- A list of all the tests administered
- Background section detailing the person’s family, medical, mental health, educational, and legal history
- Behavioral observations
- A brief description of each test administered, whether the administration was valid, and an explanation of the person’s performance on the test
- Some psychologists only report qualitative descriptions of performance (e.g. “Low Average”, “Average”, “High Average”). However, some organizations that use these evaluations require the psychologist to report statistical scores.
- Diagnoses using DSM-V and/or ICD-10 codes
- Summary and Conclusion
- Differential Diagnoses (sometimes included in the Summary and Conclusion section)
- Recommendations tailored the diagnoses and the conclusion
- Signature with the licensed psychologist’s license number
The final step in a psychoeducational evaluation is to meet with the person (and their family if they chose). This usually takes place about 15 business days after all the tests are administered. (If you need a faster turnaround, make sure you share your deadline with the psychologist before you start the evaluation. Some may not be able to complete an evaluation on such short notice. Others may be able to meet your deadline but charge an additional rush fee.) The psychologist explains the results of the testing and how they arrived at the diagnoses, answers questions, and reviews any recommendations and next steps the person should follow.
Some psychologists will have the final report ready at the feedback sessions.
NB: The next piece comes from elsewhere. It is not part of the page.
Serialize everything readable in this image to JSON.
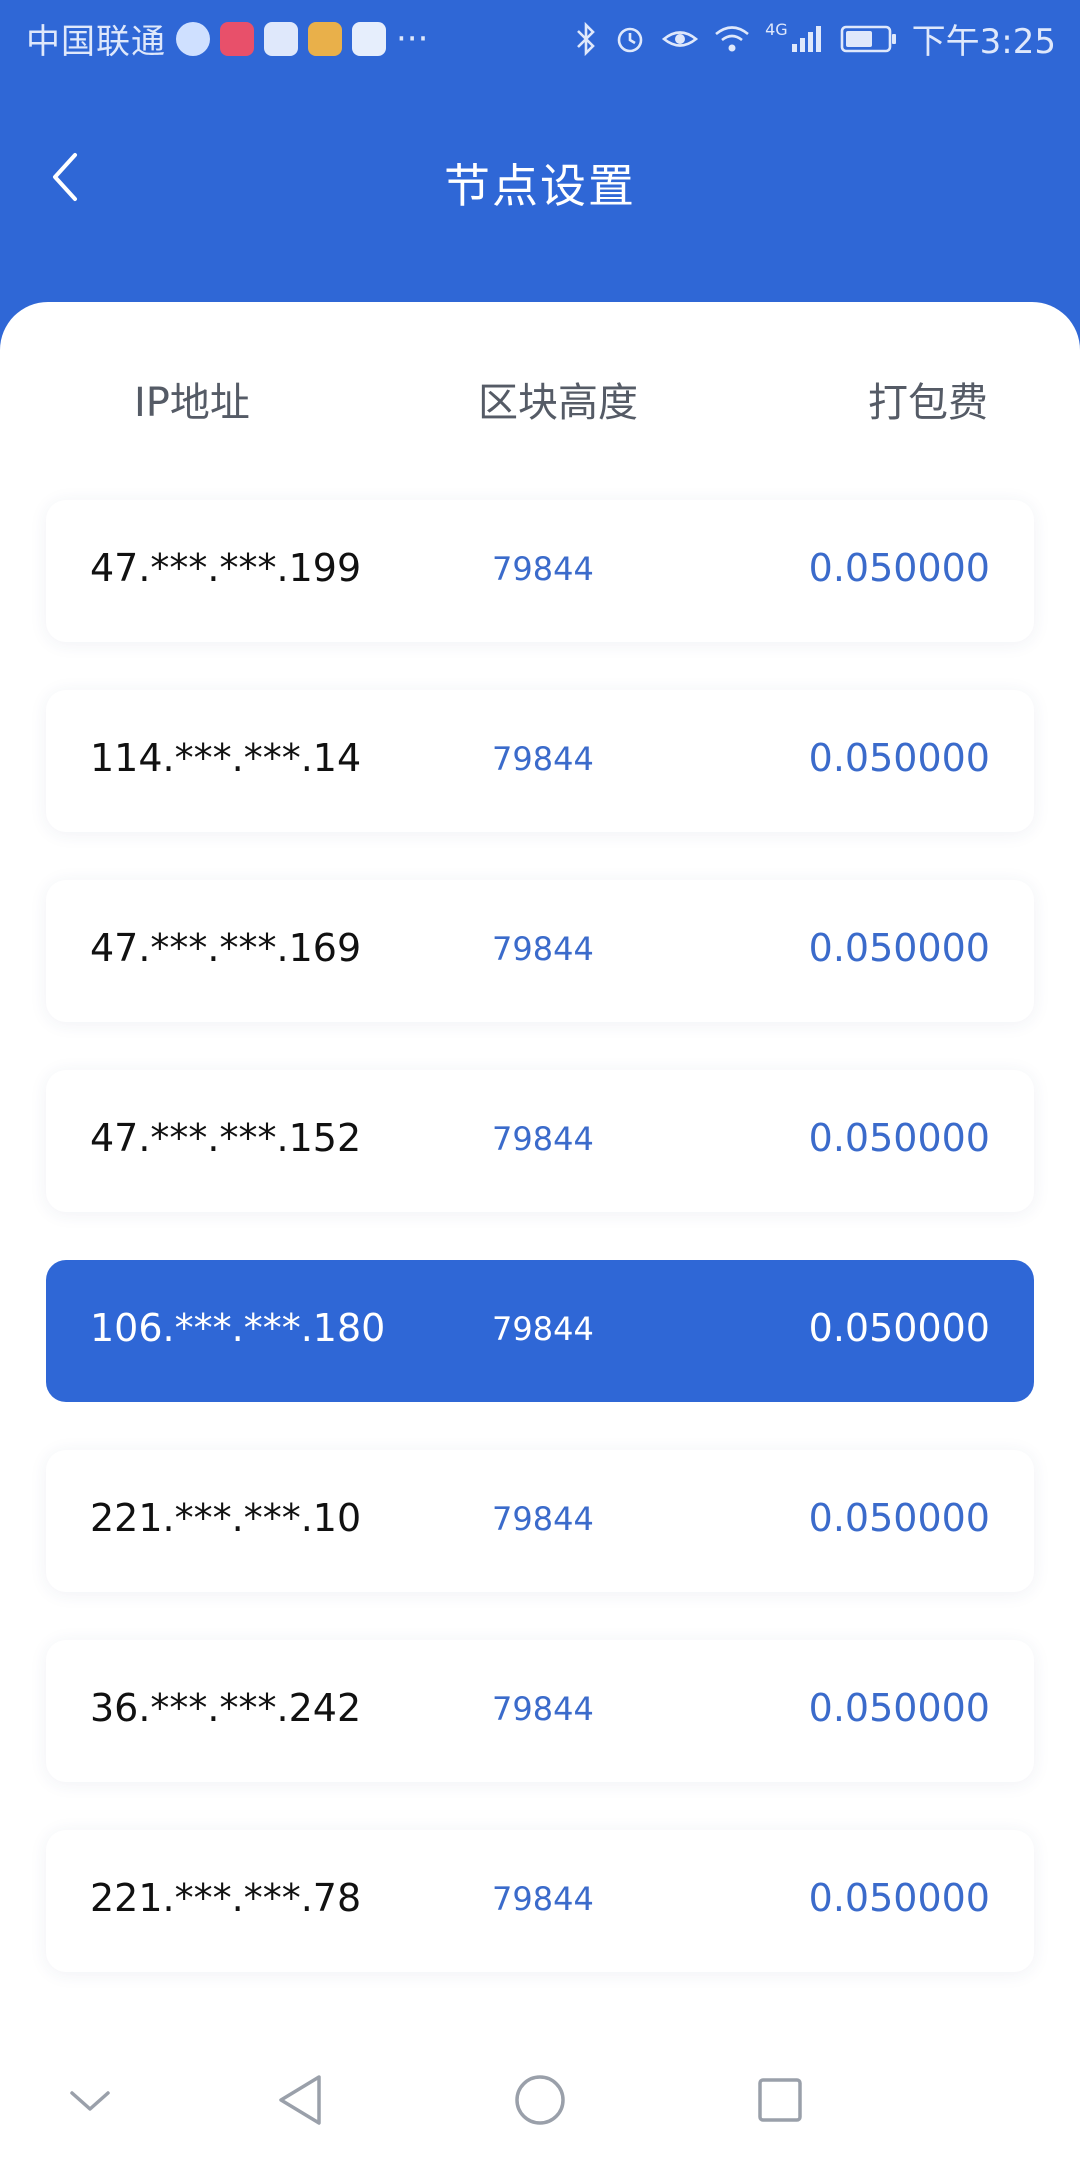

Others may finalize the report after the feedback session in order to account for any information that may come up during the feedback session in the final report.
How to Use a Psychoeducational Evaluation
How you use a psychoeducational report depends on your needs. In cases, you’ll share it with the special education coordinator at your child’s school so the school can start the staffing process of classifying the child into one of those 13 educational classifications and prepare an IEP or 504 plan as needed.
If the goal is to get accommodations on the ACT, SAT, or AP exams, then the student’s guidance counselor or college advisor will usually submit the report and any other documents to ACT or the College Board. The LSAT, MCAT, GRE, GMAT, etc. are administered by different organizations and they usually have deadlines to apply for accommodations about 1-2 months before the testing date. There are usually some additional forms required as part of the application for accommodations.
Still have more questions about psychoeducational evaluations? Learn more here. If you’re ready to get started with a psychoeducational evaluation, give us a call at (305) 501-0133 or schedule a free 15-minute Clarity Call. We’ll be happy to answer your questions and concerns.